" “Più restate a casa, prima ci abbracciamo” (The longer you stay at home, the sooner we hug). — banner hanging in Turin, Italy, on the sixth day of the country’s COVID-19 lockdown "
The cashiers told me that when the Rockland Hannaford opened at 7 a.m. on Sunday, 50 people had been waiting to get in the door. By 11 a.m., the toilet paper was sold out. That night, when hermits like me step out to do our grazing, there was no bread in the bread aisle, no cat litter in the cat aisle, no Purell, no aloe vera gel, no isopropyl alcohol. But there were many more shoppers than usual. It felt like real life, but strange — more like a dream, with a dazed fragility in the air.

A young father was wearing a blue facemask; his little child also wore one. They had paused by the depleted bottled water aisle. “This is so weird, right?” The father was scared. He was having chills and sniffles. He was worried he might have the novel coronavirus disease, COVID-19; he was especially worried that his loved ones could get it. I offered that he likely didn’t have it because he hadn’t had a fever, and about 90 percent of people with COVID-19 get a fever. But I also suggested, just in case, that he call to get it checked out. I felt the weakness of our entire health care system, how so much of it is for profit, the wafer-thin contingency on which most people in this country live. In other countries they are testing people by the thousands, and yet I knew, in this, the richest country on earth, the doctors would likely not test him, even as desperately scared as he was.

Each day now, something enormous changes: the schools close, the infection and death rates rise, large gatherings are banned, and in other states and countries, restaurants, bars, movie theaters and cafes are being closed. It’s scary to feel like things are so out of our control. But in this frightening and unusual space, there’s also room for connecting with strangers. “What are you doing to manage?” “What might you need to feel safe?”

The father said it would help him feel safer to feel we were getting through this as a community, and that he hopes we won’t lose anyone.

Another man at Hannaford told me, “What’s most popular now is toilet paper, beer, eggs … and ammo.” “Really?” Earlier that day, his daughter had brought eggs to Hospitality House. I think we should assume that as a community, and world, we’re going to end up more in the giving-eggs-away scenario than the apocalyptic ammo scenario.

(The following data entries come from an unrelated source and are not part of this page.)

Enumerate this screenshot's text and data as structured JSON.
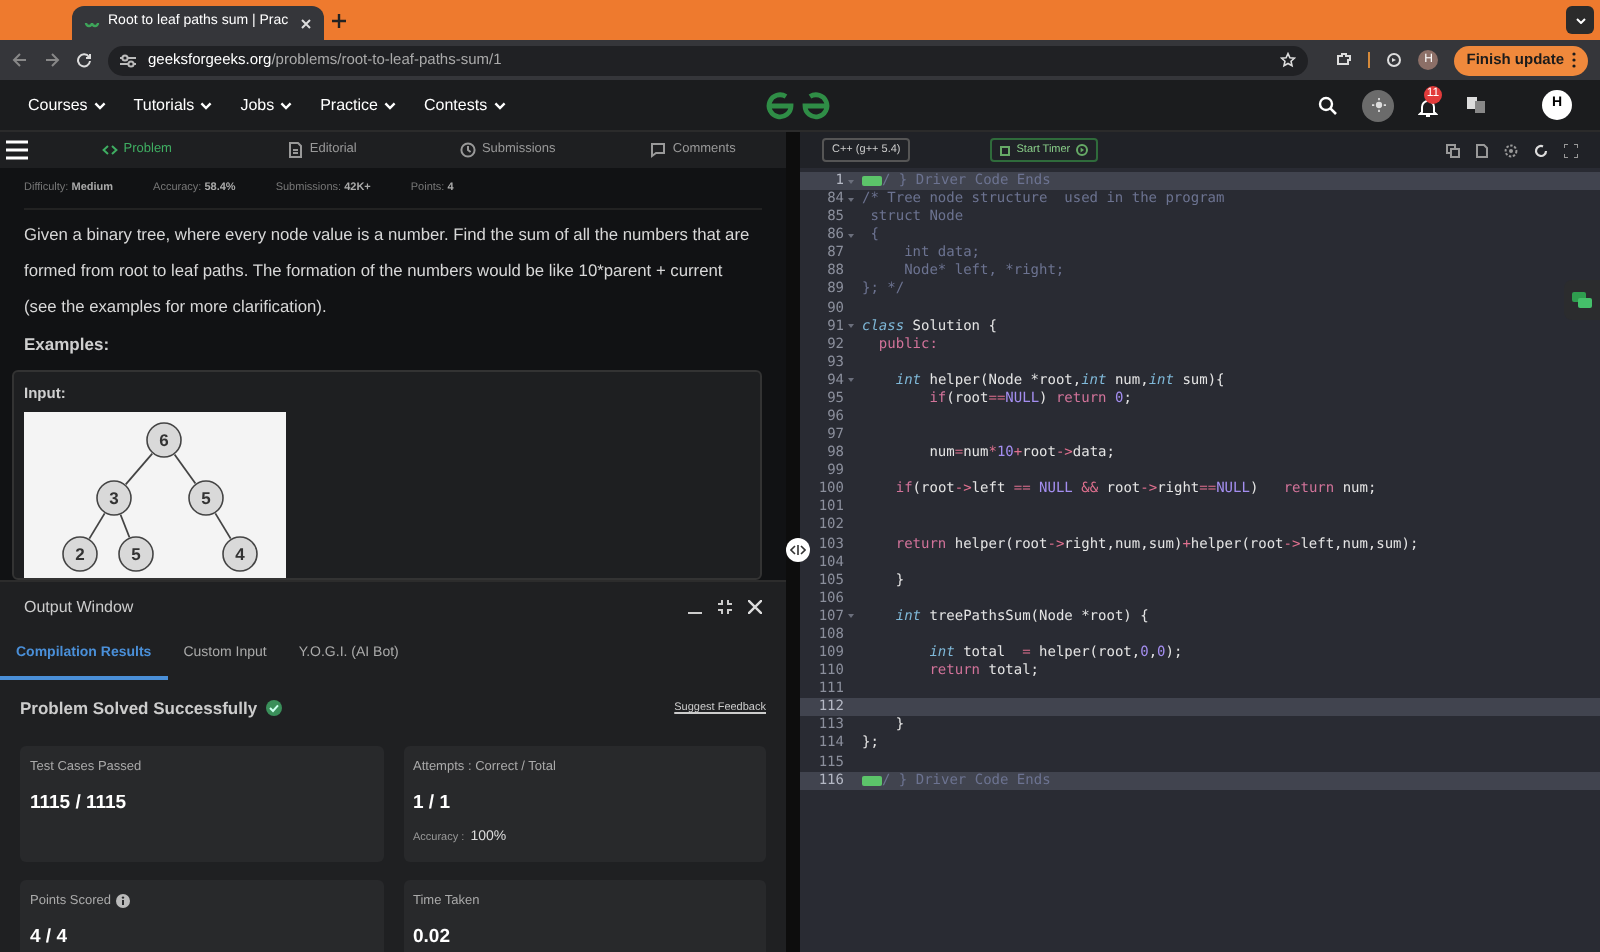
{
  "browser": {
    "tab_title": "Root to leaf paths sum | Prac",
    "url_domain": "geeksforgeeks.org",
    "url_path": "/problems/root-to-leaf-paths-sum/1",
    "profile_initial": "H",
    "update_button": "Finish update"
  },
  "site_nav": {
    "items": [
      "Courses",
      "Tutorials",
      "Jobs",
      "Practice",
      "Contests"
    ],
    "notification_count": "11",
    "avatar_initial": "H"
  },
  "problem_tabs": [
    {
      "label": "Problem",
      "kind": "code",
      "selected": true
    },
    {
      "label": "Editorial",
      "kind": "doc",
      "selected": false
    },
    {
      "label": "Submissions",
      "kind": "clock",
      "selected": false
    },
    {
      "label": "Comments",
      "kind": "chat",
      "selected": false
    }
  ],
  "meta": [
    {
      "label": "Difficulty:",
      "value": "Medium"
    },
    {
      "label": "Accuracy:",
      "value": "58.4%"
    },
    {
      "label": "Submissions:",
      "value": "42K+"
    },
    {
      "label": "Points:",
      "value": "4"
    }
  ],
  "description": "Given a binary tree, where every node value is a number. Find the sum of all the numbers that are formed from root to leaf paths. The formation of the numbers would be like 10*parent + current (see the examples for more clarification).",
  "examples_heading": "Examples:",
  "example": {
    "label": "Input:",
    "tree": {
      "value": "6",
      "children": [
        {
          "value": "3",
          "children": [
            {
              "value": "2"
            },
            {
              "value": "5"
            }
          ]
        },
        {
          "value": "5",
          "children": [
            {
              "value": "4"
            }
          ]
        }
      ]
    }
  },
  "output_window": {
    "title": "Output Window",
    "tabs": [
      {
        "label": "Compilation Results",
        "selected": true
      },
      {
        "label": "Custom Input",
        "selected": false
      },
      {
        "label": "Y.O.G.I. (AI Bot)",
        "selected": false
      }
    ],
    "status": "Problem Solved Successfully",
    "feedback_link": "Suggest Feedback",
    "cards": [
      {
        "label": "Test Cases Passed",
        "value": "1115 / 1115",
        "info": false
      },
      {
        "label": "Attempts : Correct / Total",
        "value": "1 / 1",
        "info": false,
        "extra_label": "Accuracy :",
        "extra_value": "100%"
      },
      {
        "label": "Points Scored",
        "value": "4 / 4",
        "info": true
      },
      {
        "label": "Time Taken",
        "value": "0.02",
        "info": false
      }
    ]
  },
  "editor": {
    "language": "C++ (g++ 5.4)",
    "timer_button": "Start Timer",
    "lines": [
      {
        "number": "1",
        "foldable": true,
        "folded": true,
        "highlighted": true,
        "tokens": [
          {
            "text": "/ } Driver Code Ends",
            "kind": "comment"
          }
        ]
      },
      {
        "number": "84",
        "foldable": true,
        "folded": false,
        "highlighted": false,
        "tokens": [
          {
            "text": "/* Tree node structure  used in the program",
            "kind": "comment"
          }
        ]
      },
      {
        "number": "85",
        "foldable": false,
        "folded": false,
        "highlighted": false,
        "tokens": [
          {
            "text": " struct Node",
            "kind": "comment"
          }
        ]
      },
      {
        "number": "86",
        "foldable": true,
        "folded": false,
        "highlighted": false,
        "tokens": [
          {
            "text": " {",
            "kind": "comment"
          }
        ]
      },
      {
        "number": "87",
        "foldable": false,
        "folded": false,
        "highlighted": false,
        "tokens": [
          {
            "text": "     int data;",
            "kind": "comment"
          }
        ]
      },
      {
        "number": "88",
        "foldable": false,
        "folded": false,
        "highlighted": false,
        "tokens": [
          {
            "text": "     Node* left, *right;",
            "kind": "comment"
          }
        ]
      },
      {
        "number": "89",
        "foldable": false,
        "folded": false,
        "highlighted": false,
        "tokens": [
          {
            "text": "}; */",
            "kind": "comment"
          }
        ]
      },
      {
        "number": "90",
        "foldable": false,
        "folded": false,
        "highlighted": false
      },
      {
        "number": "91",
        "foldable": true,
        "folded": false,
        "highlighted": false,
        "tokens": [
          {
            "text": "class",
            "kind": "type"
          },
          {
            "text": " Solution {",
            "kind": "plain"
          }
        ]
      },
      {
        "number": "92",
        "foldable": false,
        "folded": false,
        "highlighted": false,
        "tokens": [
          {
            "text": "  public:",
            "kind": "control"
          }
        ]
      },
      {
        "number": "93",
        "foldable": false,
        "folded": false,
        "highlighted": false
      },
      {
        "number": "94",
        "foldable": true,
        "folded": false,
        "highlighted": false,
        "tokens": [
          {
            "text": "    int",
            "kind": "type"
          },
          {
            "text": " helper(Node *root,",
            "kind": "plain"
          },
          {
            "text": "int",
            "kind": "type"
          },
          {
            "text": " num,",
            "kind": "plain"
          },
          {
            "text": "int",
            "kind": "type"
          },
          {
            "text": " sum){",
            "kind": "plain"
          }
        ]
      },
      {
        "number": "95",
        "foldable": false,
        "folded": false,
        "highlighted": false,
        "tokens": [
          {
            "text": "        if",
            "kind": "control"
          },
          {
            "text": "(root",
            "kind": "plain"
          },
          {
            "text": "==",
            "kind": "operator"
          },
          {
            "text": "NULL",
            "kind": "constant"
          },
          {
            "text": ") ",
            "kind": "plain"
          },
          {
            "text": "return",
            "kind": "control"
          },
          {
            "text": " 0",
            "kind": "constant"
          },
          {
            "text": ";",
            "kind": "plain"
          }
        ]
      },
      {
        "number": "96",
        "foldable": false,
        "folded": false,
        "highlighted": false
      },
      {
        "number": "97",
        "foldable": false,
        "folded": false,
        "highlighted": false
      },
      {
        "number": "98",
        "foldable": false,
        "folded": false,
        "highlighted": false,
        "tokens": [
          {
            "text": "        num",
            "kind": "plain"
          },
          {
            "text": "=",
            "kind": "operator"
          },
          {
            "text": "num",
            "kind": "plain"
          },
          {
            "text": "*",
            "kind": "operator"
          },
          {
            "text": "10",
            "kind": "constant"
          },
          {
            "text": "+",
            "kind": "operator"
          },
          {
            "text": "root",
            "kind": "plain"
          },
          {
            "text": "->",
            "kind": "operator"
          },
          {
            "text": "data;",
            "kind": "plain"
          }
        ]
      },
      {
        "number": "99",
        "foldable": false,
        "folded": false,
        "highlighted": false
      },
      {
        "number": "100",
        "foldable": false,
        "folded": false,
        "highlighted": false,
        "tokens": [
          {
            "text": "    if",
            "kind": "control"
          },
          {
            "text": "(root",
            "kind": "plain"
          },
          {
            "text": "->",
            "kind": "operator"
          },
          {
            "text": "left ",
            "kind": "plain"
          },
          {
            "text": "==",
            "kind": "operator"
          },
          {
            "text": " NULL ",
            "kind": "constant"
          },
          {
            "text": "&&",
            "kind": "operator"
          },
          {
            "text": " root",
            "kind": "plain"
          },
          {
            "text": "->",
            "kind": "operator"
          },
          {
            "text": "right",
            "kind": "plain"
          },
          {
            "text": "==",
            "kind": "operator"
          },
          {
            "text": "NULL",
            "kind": "constant"
          },
          {
            "text": ")   ",
            "kind": "plain"
          },
          {
            "text": "return",
            "kind": "control"
          },
          {
            "text": " num;",
            "kind": "plain"
          }
        ]
      },
      {
        "number": "101",
        "foldable": false,
        "folded": false,
        "highlighted": false
      },
      {
        "number": "102",
        "foldable": false,
        "folded": false,
        "highlighted": false
      },
      {
        "number": "103",
        "foldable": false,
        "folded": false,
        "highlighted": false,
        "tokens": [
          {
            "text": "    return",
            "kind": "control"
          },
          {
            "text": " helper(root",
            "kind": "plain"
          },
          {
            "text": "->",
            "kind": "operator"
          },
          {
            "text": "right,num,sum)",
            "kind": "plain"
          },
          {
            "text": "+",
            "kind": "operator"
          },
          {
            "text": "helper(root",
            "kind": "plain"
          },
          {
            "text": "->",
            "kind": "operator"
          },
          {
            "text": "left,num,sum);",
            "kind": "plain"
          }
        ]
      },
      {
        "number": "104",
        "foldable": false,
        "folded": false,
        "highlighted": false
      },
      {
        "number": "105",
        "foldable": false,
        "folded": false,
        "highlighted": false,
        "tokens": [
          {
            "text": "    }",
            "kind": "plain"
          }
        ]
      },
      {
        "number": "106",
        "foldable": false,
        "folded": false,
        "highlighted": false
      },
      {
        "number": "107",
        "foldable": true,
        "folded": false,
        "highlighted": false,
        "tokens": [
          {
            "text": "    int",
            "kind": "type"
          },
          {
            "text": " treePathsSum(Node *root) {",
            "kind": "plain"
          }
        ]
      },
      {
        "number": "108",
        "foldable": false,
        "folded": false,
        "highlighted": false
      },
      {
        "number": "109",
        "foldable": false,
        "folded": false,
        "highlighted": false,
        "tokens": [
          {
            "text": "        int",
            "kind": "type"
          },
          {
            "text": " total  ",
            "kind": "plain"
          },
          {
            "text": "=",
            "kind": "operator"
          },
          {
            "text": " helper(root,",
            "kind": "plain"
          },
          {
            "text": "0",
            "kind": "constant"
          },
          {
            "text": ",",
            "kind": "plain"
          },
          {
            "text": "0",
            "kind": "constant"
          },
          {
            "text": ");",
            "kind": "plain"
          }
        ]
      },
      {
        "number": "110",
        "foldable": false,
        "folded": false,
        "highlighted": false,
        "tokens": [
          {
            "text": "        return",
            "kind": "control"
          },
          {
            "text": " total;",
            "kind": "plain"
          }
        ]
      },
      {
        "number": "111",
        "foldable": false,
        "folded": false,
        "highlighted": false
      },
      {
        "number": "112",
        "foldable": false,
        "folded": false,
        "highlighted": true
      },
      {
        "number": "113",
        "foldable": false,
        "folded": false,
        "highlighted": false,
        "tokens": [
          {
            "text": "    }",
            "kind": "plain"
          }
        ]
      },
      {
        "number": "114",
        "foldable": false,
        "folded": false,
        "highlighted": false,
        "tokens": [
          {
            "text": "};",
            "kind": "plain"
          }
        ]
      },
      {
        "number": "115",
        "foldable": false,
        "folded": false,
        "highlighted": false
      },
      {
        "number": "116",
        "foldable": false,
        "folded": true,
        "highlighted": true,
        "tokens": [
          {
            "text": "/ } Driver Code Ends",
            "kind": "comment"
          }
        ]
      }
    ]
  }
}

We may not, at the moment, have plentiful toilet paper access on a daily basis, but grocery stores and pharmacies have remained open even in the countries most affected by COVID-19.

Still, it is all very scary with so many unknowns. Doctors in Italy are being forced to make horrific decisions: with so many people desperately ill, and not enough respirators to go around, they are deciding who gets to live, and who dies. In China, two young health workers were both critically ill with COVID-19. One fully recovered, and one who had seemed close to recovery, suddenly died.

As a country, we could be in much better shape to handle this if Susan Collins hadn’t demanded cutting $870 billion for pandemic flu preparations in the 2009 economic stimulus package. And Trump put us in danger by firing the entire U.S. pandemic response team in 2018 and never replacing them, by refusing to use COVID-19 testing kits from the World Health Organization, then making and distributing faulty testing kits, and gravely limiting access to testing.

I am worried. I am especially worried for those who will lose their jobs, those who are poor, elderly, un-housed and without health care. But I am hopeful too. Already, mutual aid support networks are popping up in response to COVID-19. On Facebook, there are at least two local groups for people to collaborate on meeting one another’s needs for childcare, rides, food delivery, toilet paper, fundraising for those who lose jobs, mental health support, etc: Maine Coronavirus Community Assistance and Midcoast Collective Care. Check them out. The Southern Maine Democratic Socialists of America also set up a mutual aid network (southernmainedsa.org/covid) and a list of demands for Maine state and local government to address during the pandemic, including a moratorium on all evictions and shut-offs; no cooperation with ICE; 14 days paid sick leave; free COVID-19 testing; release of all pre-trial prisoners whose bail hasn’t been met; plans for housing the sick; transportation; accessible medical teams and more.

Please take care of yourselves; reach out, both to offer and to ask. Even as we aim to keep our “social distance,” know that true self-care means caring for the community as a whole.